It is unclear whether the decision to question Greenhouse reflects an expansion of the criminal inquiry on fuel charges into the broader allegation of favoritism in the initial award. One of Greenhouse's charges relates to the narrower issue: She said in her letter that the Corps of Engineers issued a waiver calling those fuel costs reasonable without her knowledge or assent, which she says was legally required.
The Corps of Engineers circumvented Greenhouse again on Oct. 8 when it awarded Halliburton the $165 million contract extension in the Balkans without the competitive bidding designed to protect U.S. taxpayers, the Los Angeles Times reported.
The final approval did not carry Greenhouse's signature, as normally required by contracting regulations. Instead, it was signed by her assistant, Lt. Col. Norbert Doyle, according to documents obtained by the Los Angeles Times.
Greenhouse's lawyers said Thursday their client will cooperate but that she wants whistle-blower protection against Pentagon retaliation.
"I think it (the FBI interview request) underscores the seriousness of the misconduct, and it also demonstrates how courageous Ms. Greenhouse was for stepping forward," Kohn said.
FBI spokesman Bill Carter refused to comment, saying that the agency never confirms or denies the existence of ongoing investigations.
Halliburton spokeswoman Wendy Hall said Thursday that the company has cooperated fully with the Justice Department and the Army Corps of Engineers as they investigate the fuel-importation issue. The company has denied any wrongdoing, saying it paid what was necessary in an emergency situation. Hall said it was her understanding that any document seizures were related to the fuel inquiry.
"We have disclosed the U.S. attorney's investigation into the fuel issue in our public filings," she said.
Hall denied Greenhouse's suggestion that the company received unjustified favors when the oil contract was first granted. "The old allegations have once again been recycled, this time one week before the election," she said.
Cheney spokesman Kevin Kellems, asked if investigators had contacted the vice president or his office about the contracts, said they had not.
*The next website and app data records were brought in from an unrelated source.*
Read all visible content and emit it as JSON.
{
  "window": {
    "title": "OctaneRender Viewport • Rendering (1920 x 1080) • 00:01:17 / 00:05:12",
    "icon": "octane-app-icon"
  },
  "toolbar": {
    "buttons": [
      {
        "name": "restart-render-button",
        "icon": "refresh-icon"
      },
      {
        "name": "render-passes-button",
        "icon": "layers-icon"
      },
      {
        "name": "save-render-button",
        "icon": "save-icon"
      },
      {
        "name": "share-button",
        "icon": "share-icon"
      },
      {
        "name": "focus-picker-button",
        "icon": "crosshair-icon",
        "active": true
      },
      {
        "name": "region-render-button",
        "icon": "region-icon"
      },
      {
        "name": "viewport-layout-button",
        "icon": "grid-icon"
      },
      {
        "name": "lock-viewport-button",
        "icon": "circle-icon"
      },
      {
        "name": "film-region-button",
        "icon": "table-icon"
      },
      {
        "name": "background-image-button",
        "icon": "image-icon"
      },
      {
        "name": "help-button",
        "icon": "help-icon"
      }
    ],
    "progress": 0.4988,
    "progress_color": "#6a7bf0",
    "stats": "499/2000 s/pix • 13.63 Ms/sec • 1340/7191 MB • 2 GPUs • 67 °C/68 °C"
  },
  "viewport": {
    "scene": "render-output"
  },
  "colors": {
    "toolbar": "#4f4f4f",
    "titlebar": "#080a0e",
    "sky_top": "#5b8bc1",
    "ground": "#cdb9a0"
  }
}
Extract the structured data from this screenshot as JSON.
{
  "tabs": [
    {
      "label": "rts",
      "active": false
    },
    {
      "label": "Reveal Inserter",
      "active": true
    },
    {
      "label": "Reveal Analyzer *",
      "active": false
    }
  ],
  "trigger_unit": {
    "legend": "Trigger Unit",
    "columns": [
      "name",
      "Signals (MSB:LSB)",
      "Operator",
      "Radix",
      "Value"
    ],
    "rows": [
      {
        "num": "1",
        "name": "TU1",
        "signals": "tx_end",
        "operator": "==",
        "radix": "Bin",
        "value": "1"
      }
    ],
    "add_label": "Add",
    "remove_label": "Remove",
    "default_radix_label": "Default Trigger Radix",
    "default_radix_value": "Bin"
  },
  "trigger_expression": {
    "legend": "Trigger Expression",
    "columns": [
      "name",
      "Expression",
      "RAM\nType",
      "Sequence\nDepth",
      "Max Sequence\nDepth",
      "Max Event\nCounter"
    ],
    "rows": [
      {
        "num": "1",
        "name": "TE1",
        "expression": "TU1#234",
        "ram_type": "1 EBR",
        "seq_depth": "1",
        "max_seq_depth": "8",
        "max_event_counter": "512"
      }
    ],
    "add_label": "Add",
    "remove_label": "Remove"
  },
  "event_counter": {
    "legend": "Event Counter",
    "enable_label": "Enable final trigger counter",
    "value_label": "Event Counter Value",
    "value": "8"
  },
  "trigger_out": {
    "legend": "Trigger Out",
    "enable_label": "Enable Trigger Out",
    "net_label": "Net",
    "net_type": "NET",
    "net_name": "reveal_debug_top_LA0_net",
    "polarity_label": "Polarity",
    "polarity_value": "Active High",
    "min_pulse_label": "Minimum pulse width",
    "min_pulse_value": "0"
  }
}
Democrats have tried to make Halliburton an election-year issue, and vice presidential candidate John Edwards quickly seized on this latest development. "Good people came forward to tell the truth about these contracts because they -- like the American people -- know that the administration's special treatment of Halliburton was wrong," Edwards said in a statement.